__Provided data__:
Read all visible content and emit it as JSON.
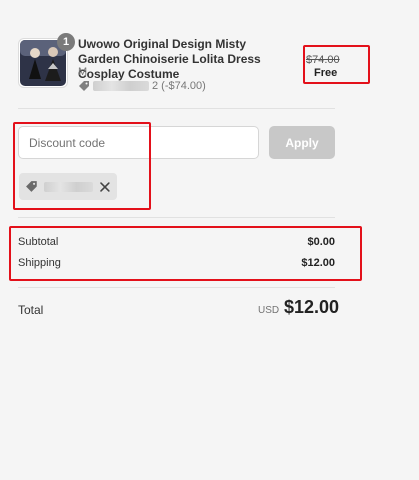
{
  "product": {
    "quantity": "1",
    "title": "Uwowo Original Design Misty Garden Chinoiserie Lolita Dress Cosplay Costume",
    "variant": "M",
    "discount_text": "2 (-$74.00)",
    "price_original": "$74.00",
    "price_final": "Free",
    "icon": "tag-icon"
  },
  "discount": {
    "placeholder": "Discount code",
    "apply_label": "Apply",
    "chip_remove_icon": "close-icon"
  },
  "summary": {
    "subtotal_label": "Subtotal",
    "subtotal_value": "$0.00",
    "shipping_label": "Shipping",
    "shipping_value": "$12.00"
  },
  "total": {
    "label": "Total",
    "currency": "USD",
    "value": "$12.00"
  },
  "colors": {
    "background": "#f5f5f5",
    "annotation": "#e3101a",
    "button_disabled": "#c8c8c8"
  }
}
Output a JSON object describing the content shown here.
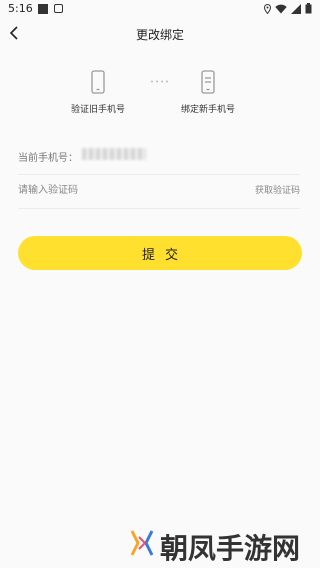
{
  "status_bar": {
    "time": "5:16",
    "icons": [
      "notification-square-icon",
      "notification-box-icon",
      "location-icon",
      "wifi-icon",
      "signal-icon",
      "battery-icon"
    ]
  },
  "header": {
    "title": "更改绑定",
    "back_icon": "chevron-left-icon"
  },
  "steps": [
    {
      "label": "验证旧手机号",
      "icon": "phone-icon"
    },
    {
      "label": "绑定新手机号",
      "icon": "phone-list-icon"
    }
  ],
  "form": {
    "phone_label": "当前手机号：",
    "phone_value_note": "",
    "code_placeholder": "请输入验证码",
    "get_code_label": "获取验证码"
  },
  "submit_label": "提交",
  "watermark": {
    "text": "朝凤手游网"
  },
  "colors": {
    "accent": "#ffe02e",
    "background": "#fafafa",
    "divider": "#ececec",
    "icon_gray": "#9a9a9a"
  }
}
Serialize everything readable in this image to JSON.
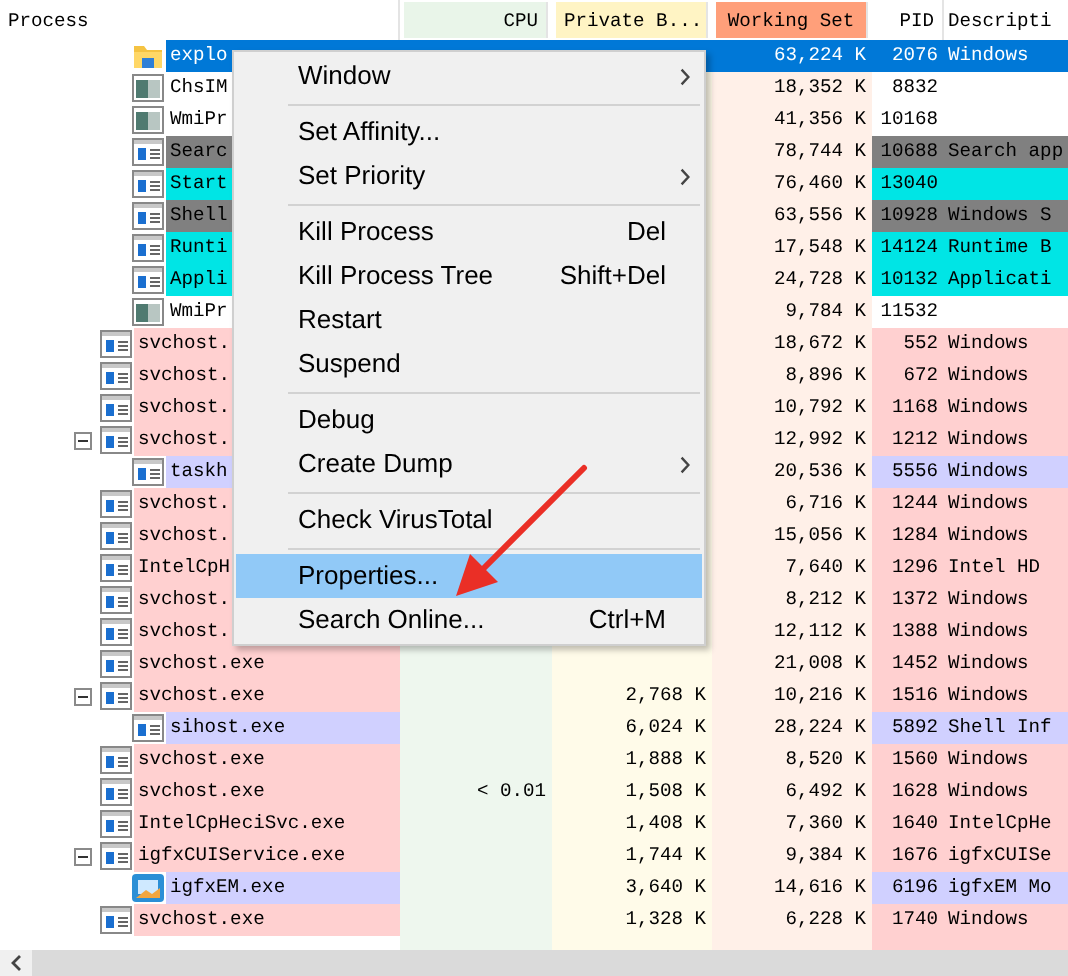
{
  "table": {
    "columns": [
      "Process",
      "CPU",
      "Private B...",
      "Working Set",
      "PID",
      "Descripti"
    ],
    "continued_children": [
      {
        "name": "explo",
        "kind": "folder",
        "selected": true,
        "working_set": "63,224 K",
        "pid": "2076",
        "description": "Windows"
      },
      {
        "name": "ChsIM",
        "kind": "app",
        "selected": false,
        "color": "#ffffff",
        "working_set": "18,352 K",
        "pid": "8832"
      },
      {
        "name": "WmiPr",
        "kind": "app",
        "selected": false,
        "color": "#ffffff",
        "working_set": "41,356 K",
        "pid": "10168"
      },
      {
        "name": "Searc",
        "kind": "service",
        "selected": false,
        "color": "#808080",
        "working_set": "78,744 K",
        "pid": "10688",
        "description": "Search app"
      },
      {
        "name": "Start",
        "kind": "service",
        "selected": false,
        "color": "#00e5e5",
        "working_set": "76,460 K",
        "pid": "13040"
      },
      {
        "name": "Shell",
        "kind": "service",
        "selected": false,
        "color": "#808080",
        "working_set": "63,556 K",
        "pid": "10928",
        "description": "Windows S"
      },
      {
        "name": "Runti",
        "kind": "service",
        "selected": false,
        "color": "#00e5e5",
        "working_set": "17,548 K",
        "pid": "14124",
        "description": "Runtime B"
      },
      {
        "name": "Appli",
        "kind": "service",
        "selected": false,
        "color": "#00e5e5",
        "working_set": "24,728 K",
        "pid": "10132",
        "description": "Applicati"
      },
      {
        "name": "WmiPr",
        "kind": "app",
        "selected": false,
        "color": "#ffffff",
        "working_set": "9,784 K",
        "pid": "11532"
      }
    ],
    "rows": [
      {
        "name": "svchost.",
        "kind": "service",
        "selected": false,
        "color": "#ffd0d0",
        "working_set": "18,672 K",
        "pid": "552",
        "description": "Windows"
      },
      {
        "name": "svchost.",
        "kind": "service",
        "selected": false,
        "color": "#ffd0d0",
        "working_set": "8,896 K",
        "pid": "672",
        "description": "Windows"
      },
      {
        "name": "svchost.",
        "kind": "service",
        "selected": false,
        "color": "#ffd0d0",
        "working_set": "10,792 K",
        "pid": "1168",
        "description": "Windows"
      },
      {
        "name": "svchost.",
        "kind": "service",
        "selected": false,
        "color": "#ffd0d0",
        "working_set": "12,992 K",
        "pid": "1212",
        "description": "Windows",
        "expanded": true,
        "children": [
          {
            "name": "taskh",
            "kind": "service",
            "selected": false,
            "color": "#d0d0ff",
            "working_set": "20,536 K",
            "pid": "5556",
            "description": "Windows"
          }
        ]
      },
      {
        "name": "svchost.",
        "kind": "service",
        "selected": false,
        "color": "#ffd0d0",
        "working_set": "6,716 K",
        "pid": "1244",
        "description": "Windows"
      },
      {
        "name": "svchost.",
        "kind": "service",
        "selected": false,
        "color": "#ffd0d0",
        "working_set": "15,056 K",
        "pid": "1284",
        "description": "Windows"
      },
      {
        "name": "IntelCpH",
        "kind": "service",
        "selected": false,
        "color": "#ffd0d0",
        "working_set": "7,640 K",
        "pid": "1296",
        "description": "Intel HD"
      },
      {
        "name": "svchost.",
        "kind": "service",
        "selected": false,
        "color": "#ffd0d0",
        "working_set": "8,212 K",
        "pid": "1372",
        "description": "Windows"
      },
      {
        "name": "svchost.",
        "kind": "service",
        "selected": false,
        "color": "#ffd0d0",
        "working_set": "12,112 K",
        "pid": "1388",
        "description": "Windows"
      },
      {
        "name": "svchost.exe",
        "kind": "service",
        "selected": false,
        "color": "#ffd0d0",
        "working_set": "21,008 K",
        "pid": "1452",
        "description": "Windows"
      },
      {
        "name": "svchost.exe",
        "kind": "service",
        "selected": false,
        "color": "#ffd0d0",
        "private_bytes": "2,768 K",
        "working_set": "10,216 K",
        "pid": "1516",
        "description": "Windows",
        "expanded": true,
        "children": [
          {
            "name": "sihost.exe",
            "kind": "service",
            "selected": false,
            "color": "#d0d0ff",
            "private_bytes": "6,024 K",
            "working_set": "28,224 K",
            "pid": "5892",
            "description": "Shell Inf"
          }
        ]
      },
      {
        "name": "svchost.exe",
        "kind": "service",
        "selected": false,
        "color": "#ffd0d0",
        "private_bytes": "1,888 K",
        "working_set": "8,520 K",
        "pid": "1560",
        "description": "Windows"
      },
      {
        "name": "svchost.exe",
        "kind": "service",
        "selected": false,
        "color": "#ffd0d0",
        "cpu": "< 0.01",
        "private_bytes": "1,508 K",
        "working_set": "6,492 K",
        "pid": "1628",
        "description": "Windows"
      },
      {
        "name": "IntelCpHeciSvc.exe",
        "kind": "service",
        "selected": false,
        "color": "#ffd0d0",
        "private_bytes": "1,408 K",
        "working_set": "7,360 K",
        "pid": "1640",
        "description": "IntelCpHe"
      },
      {
        "name": "igfxCUIService.exe",
        "kind": "service",
        "selected": false,
        "color": "#ffd0d0",
        "private_bytes": "1,744 K",
        "working_set": "9,384 K",
        "pid": "1676",
        "description": "igfxCUISe",
        "expanded": true,
        "children": [
          {
            "name": "igfxEM.exe",
            "kind": "igfx",
            "selected": false,
            "color": "#d0d0ff",
            "private_bytes": "3,640 K",
            "working_set": "14,616 K",
            "pid": "6196",
            "description": "igfxEM Mo"
          }
        ]
      },
      {
        "name": "svchost.exe",
        "kind": "service",
        "selected": false,
        "color": "#ffd0d0",
        "private_bytes": "1,328 K",
        "working_set": "6,228 K",
        "pid": "1740",
        "description": "Windows"
      }
    ]
  },
  "context_menu": [
    {
      "kind": "item",
      "label": "Window",
      "submenu": true,
      "selected": false
    },
    {
      "kind": "separator"
    },
    {
      "kind": "item",
      "label": "Set Affinity...",
      "submenu": false,
      "selected": false
    },
    {
      "kind": "item",
      "label": "Set Priority",
      "submenu": true,
      "selected": false
    },
    {
      "kind": "separator"
    },
    {
      "kind": "item",
      "label": "Kill Process",
      "shortcut": "Del",
      "submenu": false,
      "selected": false
    },
    {
      "kind": "item",
      "label": "Kill Process Tree",
      "shortcut": "Shift+Del",
      "submenu": false,
      "selected": false
    },
    {
      "kind": "item",
      "label": "Restart",
      "submenu": false,
      "selected": false
    },
    {
      "kind": "item",
      "label": "Suspend",
      "submenu": false,
      "selected": false
    },
    {
      "kind": "separator"
    },
    {
      "kind": "item",
      "label": "Debug",
      "submenu": false,
      "selected": false
    },
    {
      "kind": "item",
      "label": "Create Dump",
      "submenu": true,
      "selected": false
    },
    {
      "kind": "separator"
    },
    {
      "kind": "item",
      "label": "Check VirusTotal",
      "submenu": false,
      "selected": false
    },
    {
      "kind": "separator"
    },
    {
      "kind": "item",
      "label": "Properties...",
      "submenu": false,
      "selected": true
    },
    {
      "kind": "item",
      "label": "Search Online...",
      "shortcut": "Ctrl+M",
      "submenu": false,
      "selected": false
    }
  ]
}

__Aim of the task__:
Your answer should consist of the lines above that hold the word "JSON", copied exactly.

__Reply__:
Read all visible content and emit it as JSON.
Output a JSON object describing the content shown here.
Serialize everything readable in this image to JSON.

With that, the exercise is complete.